### What is expected
Copy, from the material below, each line where "Default" shows up.

### Source material

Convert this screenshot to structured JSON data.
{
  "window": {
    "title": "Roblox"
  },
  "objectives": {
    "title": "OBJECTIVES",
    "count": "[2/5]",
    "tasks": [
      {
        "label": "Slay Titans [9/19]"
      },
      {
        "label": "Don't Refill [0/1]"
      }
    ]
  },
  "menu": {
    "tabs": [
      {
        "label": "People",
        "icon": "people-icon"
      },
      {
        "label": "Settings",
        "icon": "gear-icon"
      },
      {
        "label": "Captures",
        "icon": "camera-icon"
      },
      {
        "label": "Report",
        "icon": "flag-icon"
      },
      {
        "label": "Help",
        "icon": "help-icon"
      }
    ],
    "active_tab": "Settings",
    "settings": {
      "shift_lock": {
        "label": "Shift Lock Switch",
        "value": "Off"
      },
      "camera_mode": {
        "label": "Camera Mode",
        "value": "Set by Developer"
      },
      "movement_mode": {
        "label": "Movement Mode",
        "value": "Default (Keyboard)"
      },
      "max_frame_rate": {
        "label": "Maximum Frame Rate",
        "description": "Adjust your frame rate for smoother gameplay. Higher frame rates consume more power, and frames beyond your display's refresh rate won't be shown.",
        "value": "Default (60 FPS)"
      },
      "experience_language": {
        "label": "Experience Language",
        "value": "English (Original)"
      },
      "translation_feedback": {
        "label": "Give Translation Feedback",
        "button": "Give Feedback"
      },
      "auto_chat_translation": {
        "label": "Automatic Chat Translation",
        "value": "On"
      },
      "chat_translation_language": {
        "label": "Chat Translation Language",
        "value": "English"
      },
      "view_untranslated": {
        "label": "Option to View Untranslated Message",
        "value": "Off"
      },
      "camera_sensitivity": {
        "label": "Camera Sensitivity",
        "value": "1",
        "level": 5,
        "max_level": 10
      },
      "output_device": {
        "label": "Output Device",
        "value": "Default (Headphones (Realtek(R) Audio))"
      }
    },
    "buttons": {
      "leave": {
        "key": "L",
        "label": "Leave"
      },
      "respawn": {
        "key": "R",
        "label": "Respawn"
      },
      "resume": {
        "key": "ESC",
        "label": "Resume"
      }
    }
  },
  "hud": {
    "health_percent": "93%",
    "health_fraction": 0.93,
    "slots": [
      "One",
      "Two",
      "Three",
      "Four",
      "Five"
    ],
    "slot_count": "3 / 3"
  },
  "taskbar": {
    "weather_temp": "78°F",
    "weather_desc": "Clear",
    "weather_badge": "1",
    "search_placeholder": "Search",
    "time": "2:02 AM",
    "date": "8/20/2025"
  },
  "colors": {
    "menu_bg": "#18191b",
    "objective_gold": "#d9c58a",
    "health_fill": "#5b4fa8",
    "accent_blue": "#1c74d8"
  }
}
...
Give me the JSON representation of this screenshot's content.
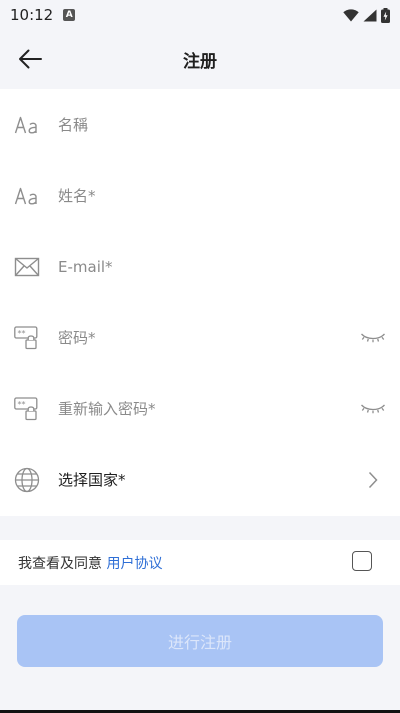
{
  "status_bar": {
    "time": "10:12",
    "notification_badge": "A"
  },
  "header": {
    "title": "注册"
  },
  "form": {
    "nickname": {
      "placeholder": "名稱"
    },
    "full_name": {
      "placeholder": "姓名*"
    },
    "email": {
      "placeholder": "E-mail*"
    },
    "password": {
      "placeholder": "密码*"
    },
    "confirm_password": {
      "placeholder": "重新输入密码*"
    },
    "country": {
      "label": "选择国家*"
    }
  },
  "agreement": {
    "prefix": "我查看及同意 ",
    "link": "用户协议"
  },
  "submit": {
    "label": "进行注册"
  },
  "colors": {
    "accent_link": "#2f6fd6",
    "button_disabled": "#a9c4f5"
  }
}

### Solution below
        "value": "Default (Keyboard)"
        "value": "Default (60 FPS)"
        "value": "Default (Headphones (Realtek(R) Audio))"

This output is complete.